The records underneath are to be printed in full and exactly, with no pictures carried over.

═══

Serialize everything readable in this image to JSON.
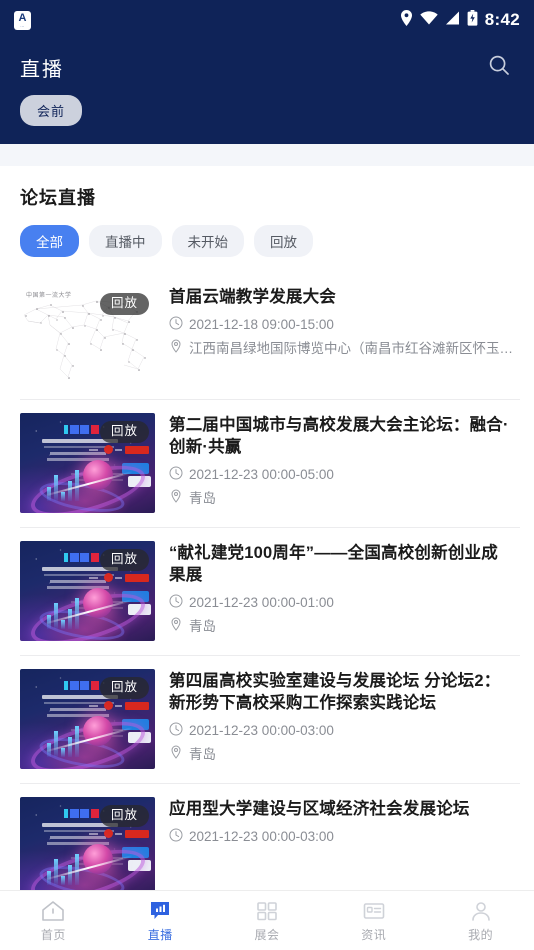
{
  "statusbar": {
    "app_icon": "app-badge-icon",
    "app_icon_letter": "A",
    "app_icon_sub": "···",
    "icons": [
      "location-pin-icon",
      "wifi-icon",
      "signal-icon",
      "battery-charging-icon"
    ],
    "time": "8:42"
  },
  "header": {
    "title": "直播",
    "search_icon": "search-icon",
    "chip_label": "会前",
    "bg_color": "#0f2358"
  },
  "section": {
    "title": "论坛直播",
    "filters": [
      {
        "label": "全部",
        "active": true
      },
      {
        "label": "直播中",
        "active": false
      },
      {
        "label": "未开始",
        "active": false
      },
      {
        "label": "回放",
        "active": false
      }
    ],
    "active_color": "#4880f0"
  },
  "list": [
    {
      "badge": "回放",
      "thumb": "world-map-dots",
      "thumb_caption": "中国第一流大学",
      "title": "首届云端教学发展大会",
      "time": "2021-12-18 09:00-15:00",
      "location": "江西南昌绿地国际博览中心（南昌市红谷滩新区怀玉山…"
    },
    {
      "badge": "回放",
      "thumb": "ieec-banner",
      "title": "第二届中国城市与高校发展大会主论坛：融合·创新·共赢",
      "time": "2021-12-23 00:00-05:00",
      "location": "青岛"
    },
    {
      "badge": "回放",
      "thumb": "ieec-banner",
      "title": "“献礼建党100周年”——全国高校创新创业成果展",
      "time": "2021-12-23 00:00-01:00",
      "location": "青岛"
    },
    {
      "badge": "回放",
      "thumb": "ieec-banner",
      "title": "第四届高校实验室建设与发展论坛 分论坛2：新形势下高校采购工作探索实践论坛",
      "time": "2021-12-23 00:00-03:00",
      "location": "青岛"
    },
    {
      "badge": "回放",
      "thumb": "ieec-banner",
      "title": "应用型大学建设与区域经济社会发展论坛",
      "time": "2021-12-23 00:00-03:00",
      "location": ""
    }
  ],
  "meta_icons": {
    "time": "clock-icon",
    "location": "location-pin-icon"
  },
  "bottomnav": {
    "items": [
      {
        "label": "首页",
        "icon": "home-icon",
        "active": false
      },
      {
        "label": "直播",
        "icon": "live-broadcast-icon",
        "active": true
      },
      {
        "label": "展会",
        "icon": "grid-icon",
        "active": false
      },
      {
        "label": "资讯",
        "icon": "news-card-icon",
        "active": false
      },
      {
        "label": "我的",
        "icon": "person-icon",
        "active": false
      }
    ],
    "active_color": "#3b6fe0",
    "inactive_color": "#a8aab0"
  }
}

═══

## Exercise solution
Serialize everything readable in this image to JSON.
{
  "statusbar": {
    "app_icon": "app-badge-icon",
    "app_icon_letter": "A",
    "app_icon_sub": "···",
    "icons": [
      "location-pin-icon",
      "wifi-icon",
      "signal-icon",
      "battery-charging-icon"
    ],
    "time": "8:42"
  },
  "header": {
    "title": "直播",
    "search_icon": "search-icon",
    "chip_label": "会前",
    "bg_color": "#0f2358"
  },
  "section": {
    "title": "论坛直播",
    "filters": [
      {
        "label": "全部",
        "active": true
      },
      {
        "label": "直播中",
        "active": false
      },
      {
        "label": "未开始",
        "active": false
      },
      {
        "label": "回放",
        "active": false
      }
    ],
    "active_color": "#4880f0"
  },
  "list": [
    {
      "badge": "回放",
      "thumb": "world-map-dots",
      "thumb_caption": "中国第一流大学",
      "title": "首届云端教学发展大会",
      "time": "2021-12-18 09:00-15:00",
      "location": "江西南昌绿地国际博览中心（南昌市红谷滩新区怀玉山…"
    },
    {
      "badge": "回放",
      "thumb": "ieec-banner",
      "title": "第二届中国城市与高校发展大会主论坛：融合·创新·共赢",
      "time": "2021-12-23 00:00-05:00",
      "location": "青岛"
    },
    {
      "badge": "回放",
      "thumb": "ieec-banner",
      "title": "“献礼建党100周年”——全国高校创新创业成果展",
      "time": "2021-12-23 00:00-01:00",
      "location": "青岛"
    },
    {
      "badge": "回放",
      "thumb": "ieec-banner",
      "title": "第四届高校实验室建设与发展论坛 分论坛2：新形势下高校采购工作探索实践论坛",
      "time": "2021-12-23 00:00-03:00",
      "location": "青岛"
    },
    {
      "badge": "回放",
      "thumb": "ieec-banner",
      "title": "应用型大学建设与区域经济社会发展论坛",
      "time": "2021-12-23 00:00-03:00",
      "location": ""
    }
  ],
  "meta_icons": {
    "time": "clock-icon",
    "location": "location-pin-icon"
  },
  "bottomnav": {
    "items": [
      {
        "label": "首页",
        "icon": "home-icon",
        "active": false
      },
      {
        "label": "直播",
        "icon": "live-broadcast-icon",
        "active": true
      },
      {
        "label": "展会",
        "icon": "grid-icon",
        "active": false
      },
      {
        "label": "资讯",
        "icon": "news-card-icon",
        "active": false
      },
      {
        "label": "我的",
        "icon": "person-icon",
        "active": false
      }
    ],
    "active_color": "#3b6fe0",
    "inactive_color": "#a8aab0"
  }
}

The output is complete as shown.